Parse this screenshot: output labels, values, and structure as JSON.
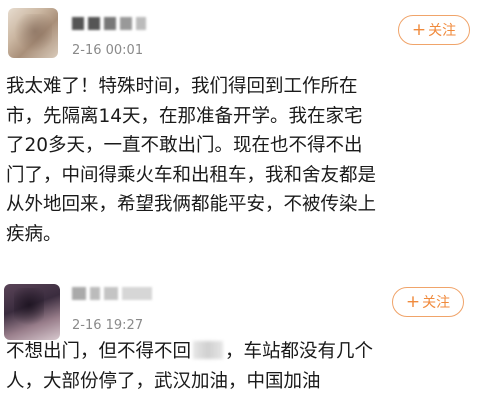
{
  "posts": [
    {
      "avatar_icon": "user-avatar-icon",
      "timestamp": "2-16 00:01",
      "follow_label": "关注",
      "follow_icon": "plus-icon",
      "accent_color": "#f08a3c",
      "content_lines": [
        "我太难了！特殊时间，我们得回到工作所在",
        "市，先隔离14天，在那准备开学。我在家宅",
        "了20多天，一直不敢出门。现在也不得不出",
        "门了，中间得乘火车和出租车，我和舍友都是",
        "从外地回来，希望我俩都能平安，不被传染上",
        "疾病。"
      ]
    },
    {
      "avatar_icon": "user-avatar-icon",
      "timestamp": "2-16 19:27",
      "follow_label": "关注",
      "follow_icon": "plus-icon",
      "accent_color": "#f08a3c",
      "content_line1_before": "不想出门，但不得不回",
      "content_line1_after": "，车站都没有几个",
      "content_line2": "人，大部份停了，武汉加油，中国加油"
    }
  ]
}
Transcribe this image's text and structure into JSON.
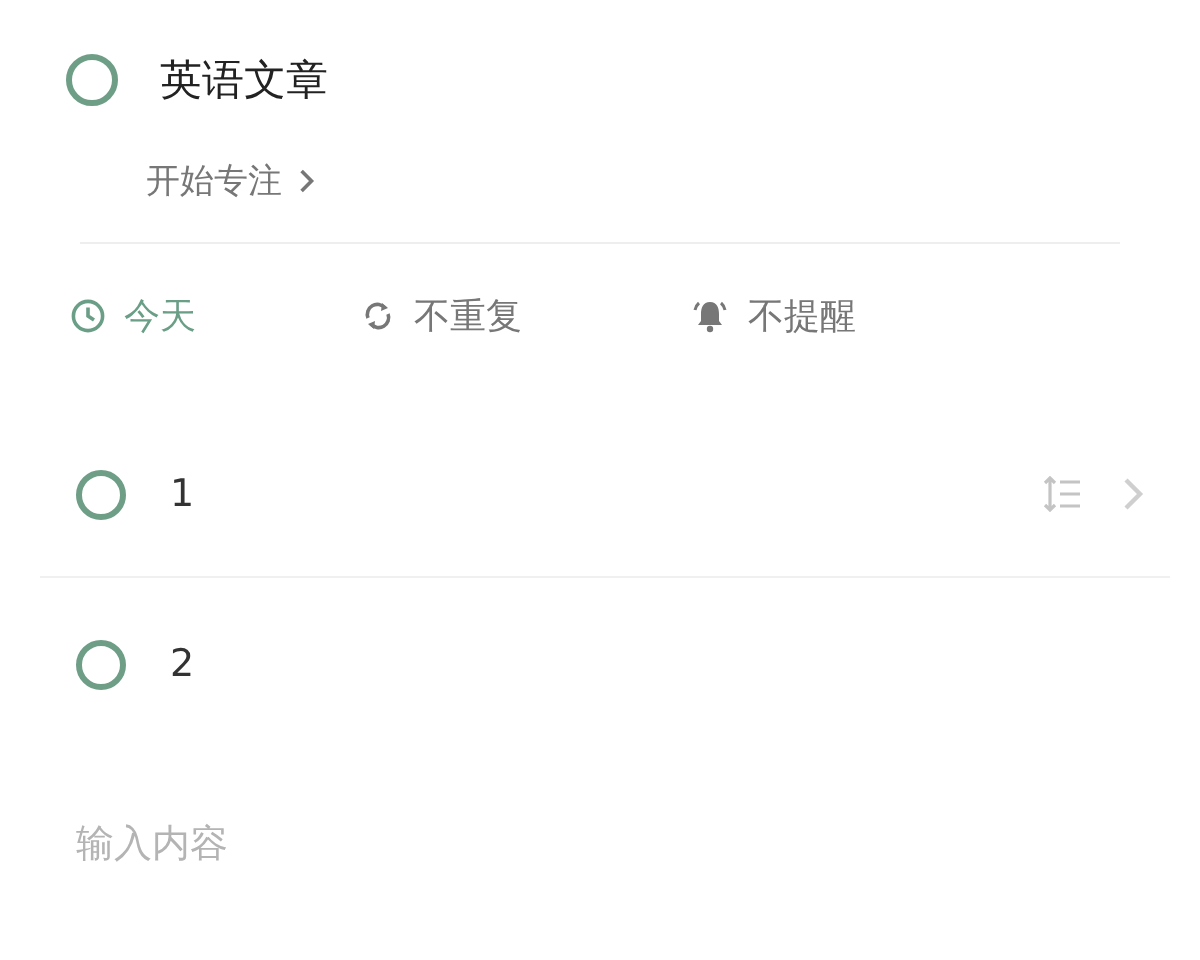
{
  "task": {
    "title": "英语文章",
    "checked": false,
    "focus_link": "开始专注"
  },
  "meta": [
    {
      "kind": "date",
      "label": "今天",
      "active": true
    },
    {
      "kind": "repeat",
      "label": "不重复",
      "active": false
    },
    {
      "kind": "reminder",
      "label": "不提醒",
      "active": false
    }
  ],
  "subtasks": [
    {
      "title": "1",
      "checked": false,
      "selected": true
    },
    {
      "title": "2",
      "checked": false,
      "selected": false
    }
  ],
  "input": {
    "placeholder": "输入内容"
  }
}
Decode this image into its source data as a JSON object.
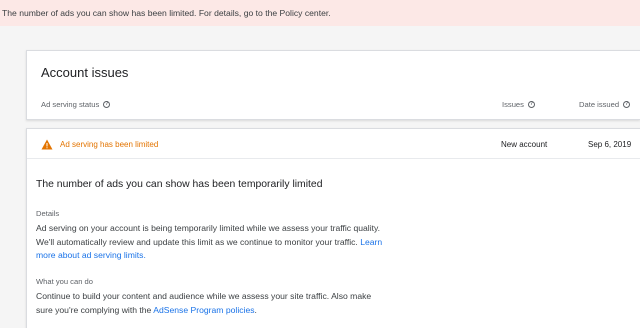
{
  "banner": {
    "text": "The number of ads you can show has been limited. For details, go to the Policy center."
  },
  "issues": {
    "title": "Account issues",
    "columns": {
      "status": "Ad serving status",
      "issues": "Issues",
      "date": "Date issued"
    }
  },
  "issue_row": {
    "status": "Ad serving has been limited",
    "issue": "New account",
    "date": "Sep 6, 2019"
  },
  "detail": {
    "heading": "The number of ads you can show has been temporarily limited",
    "details_label": "Details",
    "details_text": "Ad serving on your account is being temporarily limited while we assess your traffic quality. We'll automatically review and update this limit as we continue to monitor your traffic.",
    "details_link": "Learn more about ad serving limits.",
    "action_label": "What you can do",
    "action_text": "Continue to build your content and audience while we assess your site traffic. Also make sure you're complying with the",
    "action_link": "AdSense Program policies",
    "action_end": "."
  },
  "colors": {
    "banner_bg": "#fce8e6",
    "warning": "#e37400",
    "link": "#1a73e8"
  },
  "icons": [
    "help-icon",
    "warning-icon"
  ]
}
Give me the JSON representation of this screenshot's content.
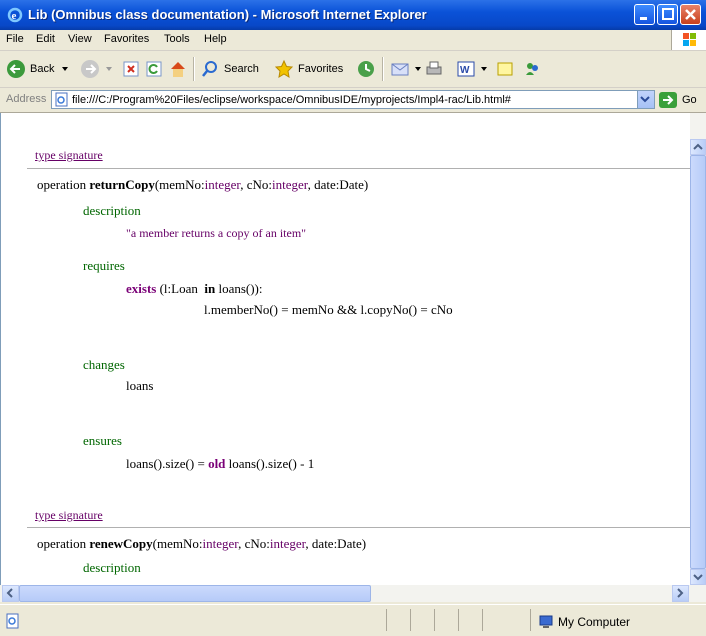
{
  "window": {
    "title": "Lib (Omnibus class documentation) - Microsoft Internet Explorer"
  },
  "menu": [
    "File",
    "Edit",
    "View",
    "Favorites",
    "Tools",
    "Help"
  ],
  "toolbar": {
    "back": "Back",
    "search": "Search",
    "favorites": "Favorites"
  },
  "address": {
    "label": "Address",
    "url": "file:///C:/Program%20Files/eclipse/workspace/OmnibusIDE/myprojects/Impl4-rac/Lib.html#",
    "go": "Go"
  },
  "status": {
    "zone": "My Computer"
  },
  "doc": {
    "sig1": "type signature",
    "op1": {
      "kw": "operation",
      "name": "returnCopy",
      "p1": "(memNo:",
      "t1": "integer",
      "p2": ", cNo:",
      "t2": "integer",
      "p3": ", date:Date)"
    },
    "description_heading": "description",
    "description_text": "\"a member returns a copy of an item\"",
    "requires_heading": "requires",
    "req_kw": "exists",
    "req_l1a": " (l:Loan  ",
    "req_in": "in",
    "req_l1b": " loans()):",
    "req_l2": "l.memberNo() = memNo && l.copyNo() = cNo",
    "changes_heading": "changes",
    "changes_text": "loans",
    "ensures_heading": "ensures",
    "ens_a": "loans().size() = ",
    "ens_old": "old",
    "ens_b": " loans().size() - 1",
    "sig2": "type signature",
    "op2": {
      "kw": "operation",
      "name": "renewCopy",
      "p1": "(memNo:",
      "t1": "integer",
      "p2": ", cNo:",
      "t2": "integer",
      "p3": ", date:Date)"
    },
    "description2_heading": "description"
  }
}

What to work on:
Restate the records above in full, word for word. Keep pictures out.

Solution for this task:
Parse this screenshot: output labels, values, and structure as JSON.
{
  "posts": [
    {
      "avatar_icon": "user-avatar-icon",
      "timestamp": "2-16 00:01",
      "follow_label": "关注",
      "follow_icon": "plus-icon",
      "accent_color": "#f08a3c",
      "content_lines": [
        "我太难了！特殊时间，我们得回到工作所在",
        "市，先隔离14天，在那准备开学。我在家宅",
        "了20多天，一直不敢出门。现在也不得不出",
        "门了，中间得乘火车和出租车，我和舍友都是",
        "从外地回来，希望我俩都能平安，不被传染上",
        "疾病。"
      ]
    },
    {
      "avatar_icon": "user-avatar-icon",
      "timestamp": "2-16 19:27",
      "follow_label": "关注",
      "follow_icon": "plus-icon",
      "accent_color": "#f08a3c",
      "content_line1_before": "不想出门，但不得不回",
      "content_line1_after": "，车站都没有几个",
      "content_line2": "人，大部份停了，武汉加油，中国加油"
    }
  ]
}
Transcribe this image's text and structure into JSON.
{
  "task": {
    "title": "英语文章",
    "checked": false,
    "focus_link": "开始专注"
  },
  "meta": [
    {
      "kind": "date",
      "label": "今天",
      "active": true
    },
    {
      "kind": "repeat",
      "label": "不重复",
      "active": false
    },
    {
      "kind": "reminder",
      "label": "不提醒",
      "active": false
    }
  ],
  "subtasks": [
    {
      "title": "1",
      "checked": false,
      "selected": true
    },
    {
      "title": "2",
      "checked": false,
      "selected": false
    }
  ],
  "input": {
    "placeholder": "输入内容"
  }
}
Decode this image into its source data as a JSON object.
{
  "banner": {
    "text": "The number of ads you can show has been limited. For details, go to the Policy center."
  },
  "issues": {
    "title": "Account issues",
    "columns": {
      "status": "Ad serving status",
      "issues": "Issues",
      "date": "Date issued"
    }
  },
  "issue_row": {
    "status": "Ad serving has been limited",
    "issue": "New account",
    "date": "Sep 6, 2019"
  },
  "detail": {
    "heading": "The number of ads you can show has been temporarily limited",
    "details_label": "Details",
    "details_text": "Ad serving on your account is being temporarily limited while we assess your traffic quality. We'll automatically review and update this limit as we continue to monitor your traffic.",
    "details_link": "Learn more about ad serving limits.",
    "action_label": "What you can do",
    "action_text": "Continue to build your content and audience while we assess your site traffic. Also make sure you're complying with the",
    "action_link": "AdSense Program policies",
    "action_end": "."
  },
  "colors": {
    "banner_bg": "#fce8e6",
    "warning": "#e37400",
    "link": "#1a73e8"
  },
  "icons": [
    "help-icon",
    "warning-icon"
  ]
}
Give me the JSON representation of this screenshot's content.
{
  "window": {
    "title": "Lib (Omnibus class documentation) - Microsoft Internet Explorer"
  },
  "menu": [
    "File",
    "Edit",
    "View",
    "Favorites",
    "Tools",
    "Help"
  ],
  "toolbar": {
    "back": "Back",
    "search": "Search",
    "favorites": "Favorites"
  },
  "address": {
    "label": "Address",
    "url": "file:///C:/Program%20Files/eclipse/workspace/OmnibusIDE/myprojects/Impl4-rac/Lib.html#",
    "go": "Go"
  },
  "status": {
    "zone": "My Computer"
  },
  "doc": {
    "sig1": "type signature",
    "op1": {
      "kw": "operation",
      "name": "returnCopy",
      "p1": "(memNo:",
      "t1": "integer",
      "p2": ", cNo:",
      "t2": "integer",
      "p3": ", date:Date)"
    },
    "description_heading": "description",
    "description_text": "\"a member returns a copy of an item\"",
    "requires_heading": "requires",
    "req_kw": "exists",
    "req_l1a": " (l:Loan  ",
    "req_in": "in",
    "req_l1b": " loans()):",
    "req_l2": "l.memberNo() = memNo && l.copyNo() = cNo",
    "changes_heading": "changes",
    "changes_text": "loans",
    "ensures_heading": "ensures",
    "ens_a": "loans().size() = ",
    "ens_old": "old",
    "ens_b": " loans().size() - 1",
    "sig2": "type signature",
    "op2": {
      "kw": "operation",
      "name": "renewCopy",
      "p1": "(memNo:",
      "t1": "integer",
      "p2": ", cNo:",
      "t2": "integer",
      "p3": ", date:Date)"
    },
    "description2_heading": "description"
  }
}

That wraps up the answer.